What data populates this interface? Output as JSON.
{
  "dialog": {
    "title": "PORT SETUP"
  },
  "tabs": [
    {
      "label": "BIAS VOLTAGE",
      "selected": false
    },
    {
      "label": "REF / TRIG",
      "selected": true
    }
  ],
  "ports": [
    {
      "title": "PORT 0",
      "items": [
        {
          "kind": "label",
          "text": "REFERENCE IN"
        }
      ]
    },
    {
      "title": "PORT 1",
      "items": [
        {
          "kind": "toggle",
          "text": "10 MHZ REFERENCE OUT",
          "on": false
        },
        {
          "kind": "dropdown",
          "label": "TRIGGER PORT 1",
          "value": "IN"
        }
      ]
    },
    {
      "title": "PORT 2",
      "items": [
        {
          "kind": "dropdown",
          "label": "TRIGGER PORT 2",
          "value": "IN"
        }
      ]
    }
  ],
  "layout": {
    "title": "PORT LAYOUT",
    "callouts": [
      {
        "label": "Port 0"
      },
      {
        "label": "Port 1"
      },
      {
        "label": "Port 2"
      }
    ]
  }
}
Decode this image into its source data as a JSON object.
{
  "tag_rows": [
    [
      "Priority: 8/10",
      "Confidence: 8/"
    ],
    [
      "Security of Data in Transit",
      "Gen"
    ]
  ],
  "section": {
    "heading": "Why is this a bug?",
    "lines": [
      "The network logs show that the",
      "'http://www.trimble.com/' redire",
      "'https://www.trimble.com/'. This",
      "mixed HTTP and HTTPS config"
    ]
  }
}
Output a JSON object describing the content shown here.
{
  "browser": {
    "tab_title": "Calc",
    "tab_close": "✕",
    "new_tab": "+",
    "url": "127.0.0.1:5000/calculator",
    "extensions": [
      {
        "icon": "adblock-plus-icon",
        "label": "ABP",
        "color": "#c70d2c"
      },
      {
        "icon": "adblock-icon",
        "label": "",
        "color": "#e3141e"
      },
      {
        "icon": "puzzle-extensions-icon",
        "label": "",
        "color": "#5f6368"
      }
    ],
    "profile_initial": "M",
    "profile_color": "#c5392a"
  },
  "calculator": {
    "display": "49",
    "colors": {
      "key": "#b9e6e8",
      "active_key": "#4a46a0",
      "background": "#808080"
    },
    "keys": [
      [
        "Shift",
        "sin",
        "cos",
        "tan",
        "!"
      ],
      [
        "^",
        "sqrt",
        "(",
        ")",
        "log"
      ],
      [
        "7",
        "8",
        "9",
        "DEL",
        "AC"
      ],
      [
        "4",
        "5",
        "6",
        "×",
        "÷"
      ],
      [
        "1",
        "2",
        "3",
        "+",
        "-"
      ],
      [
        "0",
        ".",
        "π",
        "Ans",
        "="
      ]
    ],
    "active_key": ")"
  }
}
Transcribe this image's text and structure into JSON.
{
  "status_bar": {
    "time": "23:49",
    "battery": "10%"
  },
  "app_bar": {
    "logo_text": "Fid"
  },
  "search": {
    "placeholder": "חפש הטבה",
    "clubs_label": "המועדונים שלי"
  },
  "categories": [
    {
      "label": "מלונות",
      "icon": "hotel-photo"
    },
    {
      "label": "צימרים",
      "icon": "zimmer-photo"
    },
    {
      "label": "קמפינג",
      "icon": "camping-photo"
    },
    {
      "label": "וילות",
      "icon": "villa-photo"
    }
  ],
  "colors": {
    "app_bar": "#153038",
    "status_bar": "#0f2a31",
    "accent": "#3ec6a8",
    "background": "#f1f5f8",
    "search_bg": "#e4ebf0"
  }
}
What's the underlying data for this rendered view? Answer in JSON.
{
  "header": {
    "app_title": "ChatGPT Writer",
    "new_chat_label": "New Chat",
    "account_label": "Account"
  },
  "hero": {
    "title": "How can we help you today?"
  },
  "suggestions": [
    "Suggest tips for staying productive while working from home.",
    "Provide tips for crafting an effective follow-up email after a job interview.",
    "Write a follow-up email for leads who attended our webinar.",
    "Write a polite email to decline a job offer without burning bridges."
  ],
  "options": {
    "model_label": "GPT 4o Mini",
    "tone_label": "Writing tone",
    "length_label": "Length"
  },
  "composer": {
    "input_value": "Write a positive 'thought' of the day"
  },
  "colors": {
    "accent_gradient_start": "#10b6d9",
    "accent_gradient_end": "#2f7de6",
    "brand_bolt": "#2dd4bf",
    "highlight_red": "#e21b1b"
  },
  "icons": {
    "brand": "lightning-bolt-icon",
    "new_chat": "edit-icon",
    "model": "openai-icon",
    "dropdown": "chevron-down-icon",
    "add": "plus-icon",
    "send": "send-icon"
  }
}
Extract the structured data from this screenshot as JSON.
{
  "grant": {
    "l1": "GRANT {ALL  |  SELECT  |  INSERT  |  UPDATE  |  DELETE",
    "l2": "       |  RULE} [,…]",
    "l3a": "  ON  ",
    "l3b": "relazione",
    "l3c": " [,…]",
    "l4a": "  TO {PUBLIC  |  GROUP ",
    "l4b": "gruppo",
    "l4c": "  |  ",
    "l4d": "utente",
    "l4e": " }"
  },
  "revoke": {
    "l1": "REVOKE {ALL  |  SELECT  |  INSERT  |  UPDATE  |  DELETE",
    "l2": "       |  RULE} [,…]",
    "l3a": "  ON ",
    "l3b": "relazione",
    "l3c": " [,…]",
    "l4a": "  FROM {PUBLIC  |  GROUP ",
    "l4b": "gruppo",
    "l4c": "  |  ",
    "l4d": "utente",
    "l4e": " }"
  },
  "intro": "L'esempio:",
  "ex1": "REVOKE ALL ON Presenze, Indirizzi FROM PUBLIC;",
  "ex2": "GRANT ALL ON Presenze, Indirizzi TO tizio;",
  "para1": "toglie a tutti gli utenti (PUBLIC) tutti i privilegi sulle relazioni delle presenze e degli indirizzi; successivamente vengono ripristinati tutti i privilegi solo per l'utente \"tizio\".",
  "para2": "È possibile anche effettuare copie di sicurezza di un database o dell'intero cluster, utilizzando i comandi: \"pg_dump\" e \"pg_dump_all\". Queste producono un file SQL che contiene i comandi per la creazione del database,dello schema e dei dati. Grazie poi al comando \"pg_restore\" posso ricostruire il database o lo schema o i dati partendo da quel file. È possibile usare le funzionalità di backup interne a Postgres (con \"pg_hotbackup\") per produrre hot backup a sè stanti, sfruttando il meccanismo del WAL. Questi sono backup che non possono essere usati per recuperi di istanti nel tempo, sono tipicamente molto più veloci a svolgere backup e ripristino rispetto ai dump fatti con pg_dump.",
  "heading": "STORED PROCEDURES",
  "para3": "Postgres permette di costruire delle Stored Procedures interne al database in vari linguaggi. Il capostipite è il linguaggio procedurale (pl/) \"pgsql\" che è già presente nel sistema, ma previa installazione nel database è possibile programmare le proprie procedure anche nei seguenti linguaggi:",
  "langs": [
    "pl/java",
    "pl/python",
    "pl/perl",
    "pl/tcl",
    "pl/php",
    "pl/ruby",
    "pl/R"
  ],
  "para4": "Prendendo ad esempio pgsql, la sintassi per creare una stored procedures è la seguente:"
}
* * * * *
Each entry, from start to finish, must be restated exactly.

→ **Reply to the exercise**:
What data populates this interface? Output as JSON.
{
  "dialog": {
    "title": "PORT SETUP"
  },
  "tabs": [
    {
      "label": "BIAS VOLTAGE",
      "selected": false
    },
    {
      "label": "REF / TRIG",
      "selected": true
    }
  ],
  "ports": [
    {
      "title": "PORT 0",
      "items": [
        {
          "kind": "label",
          "text": "REFERENCE IN"
        }
      ]
    },
    {
      "title": "PORT 1",
      "items": [
        {
          "kind": "toggle",
          "text": "10 MHZ REFERENCE OUT",
          "on": false
        },
        {
          "kind": "dropdown",
          "label": "TRIGGER PORT 1",
          "value": "IN"
        }
      ]
    },
    {
      "title": "PORT 2",
      "items": [
        {
          "kind": "dropdown",
          "label": "TRIGGER PORT 2",
          "value": "IN"
        }
      ]
    }
  ],
  "layout": {
    "title": "PORT LAYOUT",
    "callouts": [
      {
        "label": "Port 0"
      },
      {
        "label": "Port 1"
      },
      {
        "label": "Port 2"
      }
    ]
  }
}
Decode this image into its source data as a JSON object.
{
  "tag_rows": [
    [
      "Priority: 8/10",
      "Confidence: 8/"
    ],
    [
      "Security of Data in Transit",
      "Gen"
    ]
  ],
  "section": {
    "heading": "Why is this a bug?",
    "lines": [
      "The network logs show that the",
      "'http://www.trimble.com/' redire",
      "'https://www.trimble.com/'. This",
      "mixed HTTP and HTTPS config"
    ]
  }
}
Output a JSON object describing the content shown here.
{
  "browser": {
    "tab_title": "Calc",
    "tab_close": "✕",
    "new_tab": "+",
    "url": "127.0.0.1:5000/calculator",
    "extensions": [
      {
        "icon": "adblock-plus-icon",
        "label": "ABP",
        "color": "#c70d2c"
      },
      {
        "icon": "adblock-icon",
        "label": "",
        "color": "#e3141e"
      },
      {
        "icon": "puzzle-extensions-icon",
        "label": "",
        "color": "#5f6368"
      }
    ],
    "profile_initial": "M",
    "profile_color": "#c5392a"
  },
  "calculator": {
    "display": "49",
    "colors": {
      "key": "#b9e6e8",
      "active_key": "#4a46a0",
      "background": "#808080"
    },
    "keys": [
      [
        "Shift",
        "sin",
        "cos",
        "tan",
        "!"
      ],
      [
        "^",
        "sqrt",
        "(",
        ")",
        "log"
      ],
      [
        "7",
        "8",
        "9",
        "DEL",
        "AC"
      ],
      [
        "4",
        "5",
        "6",
        "×",
        "÷"
      ],
      [
        "1",
        "2",
        "3",
        "+",
        "-"
      ],
      [
        "0",
        ".",
        "π",
        "Ans",
        "="
      ]
    ],
    "active_key": ")"
  }
}
Transcribe this image's text and structure into JSON.
{
  "status_bar": {
    "time": "23:49",
    "battery": "10%"
  },
  "app_bar": {
    "logo_text": "Fid"
  },
  "search": {
    "placeholder": "חפש הטבה",
    "clubs_label": "המועדונים שלי"
  },
  "categories": [
    {
      "label": "מלונות",
      "icon": "hotel-photo"
    },
    {
      "label": "צימרים",
      "icon": "zimmer-photo"
    },
    {
      "label": "קמפינג",
      "icon": "camping-photo"
    },
    {
      "label": "וילות",
      "icon": "villa-photo"
    }
  ],
  "colors": {
    "app_bar": "#153038",
    "status_bar": "#0f2a31",
    "accent": "#3ec6a8",
    "background": "#f1f5f8",
    "search_bg": "#e4ebf0"
  }
}
What's the underlying data for this rendered view? Answer in JSON.
{
  "header": {
    "app_title": "ChatGPT Writer",
    "new_chat_label": "New Chat",
    "account_label": "Account"
  },
  "hero": {
    "title": "How can we help you today?"
  },
  "suggestions": [
    "Suggest tips for staying productive while working from home.",
    "Provide tips for crafting an effective follow-up email after a job interview.",
    "Write a follow-up email for leads who attended our webinar.",
    "Write a polite email to decline a job offer without burning bridges."
  ],
  "options": {
    "model_label": "GPT 4o Mini",
    "tone_label": "Writing tone",
    "length_label": "Length"
  },
  "composer": {
    "input_value": "Write a positive 'thought' of the day"
  },
  "colors": {
    "accent_gradient_start": "#10b6d9",
    "accent_gradient_end": "#2f7de6",
    "brand_bolt": "#2dd4bf",
    "highlight_red": "#e21b1b"
  },
  "icons": {
    "brand": "lightning-bolt-icon",
    "new_chat": "edit-icon",
    "model": "openai-icon",
    "dropdown": "chevron-down-icon",
    "add": "plus-icon",
    "send": "send-icon"
  }
}
Extract the structured data from this screenshot as JSON.
{
  "grant": {
    "l1": "GRANT {ALL  |  SELECT  |  INSERT  |  UPDATE  |  DELETE",
    "l2": "       |  RULE} [,…]",
    "l3a": "  ON  ",
    "l3b": "relazione",
    "l3c": " [,…]",
    "l4a": "  TO {PUBLIC  |  GROUP ",
    "l4b": "gruppo",
    "l4c": "  |  ",
    "l4d": "utente",
    "l4e": " }"
  },
  "revoke": {
    "l1": "REVOKE {ALL  |  SELECT  |  INSERT  |  UPDATE  |  DELETE",
    "l2": "       |  RULE} [,…]",
    "l3a": "  ON ",
    "l3b": "relazione",
    "l3c": " [,…]",
    "l4a": "  FROM {PUBLIC  |  GROUP ",
    "l4b": "gruppo",
    "l4c": "  |  ",
    "l4d": "utente",
    "l4e": " }"
  },
  "intro": "L'esempio:",
  "ex1": "REVOKE ALL ON Presenze, Indirizzi FROM PUBLIC;",
  "ex2": "GRANT ALL ON Presenze, Indirizzi TO tizio;",
  "para1": "toglie a tutti gli utenti (PUBLIC) tutti i privilegi sulle relazioni delle presenze e degli indirizzi; successivamente vengono ripristinati tutti i privilegi solo per l'utente \"tizio\".",
  "para2": "È possibile anche effettuare copie di sicurezza di un database o dell'intero cluster, utilizzando i comandi: \"pg_dump\" e \"pg_dump_all\". Queste producono un file SQL che contiene i comandi per la creazione del database,dello schema e dei dati. Grazie poi al comando \"pg_restore\" posso ricostruire il database o lo schema o i dati partendo da quel file. È possibile usare le funzionalità di backup interne a Postgres (con \"pg_hotbackup\") per produrre hot backup a sè stanti, sfruttando il meccanismo del WAL. Questi sono backup che non possono essere usati per recuperi di istanti nel tempo, sono tipicamente molto più veloci a svolgere backup e ripristino rispetto ai dump fatti con pg_dump.",
  "heading": "STORED PROCEDURES",
  "para3": "Postgres permette di costruire delle Stored Procedures interne al database in vari linguaggi. Il capostipite è il linguaggio procedurale (pl/) \"pgsql\" che è già presente nel sistema, ma previa installazione nel database è possibile programmare le proprie procedure anche nei seguenti linguaggi:",
  "langs": [
    "pl/java",
    "pl/python",
    "pl/perl",
    "pl/tcl",
    "pl/php",
    "pl/ruby",
    "pl/R"
  ],
  "para4": "Prendendo ad esempio pgsql, la sintassi per creare una stored procedures è la seguente:"
}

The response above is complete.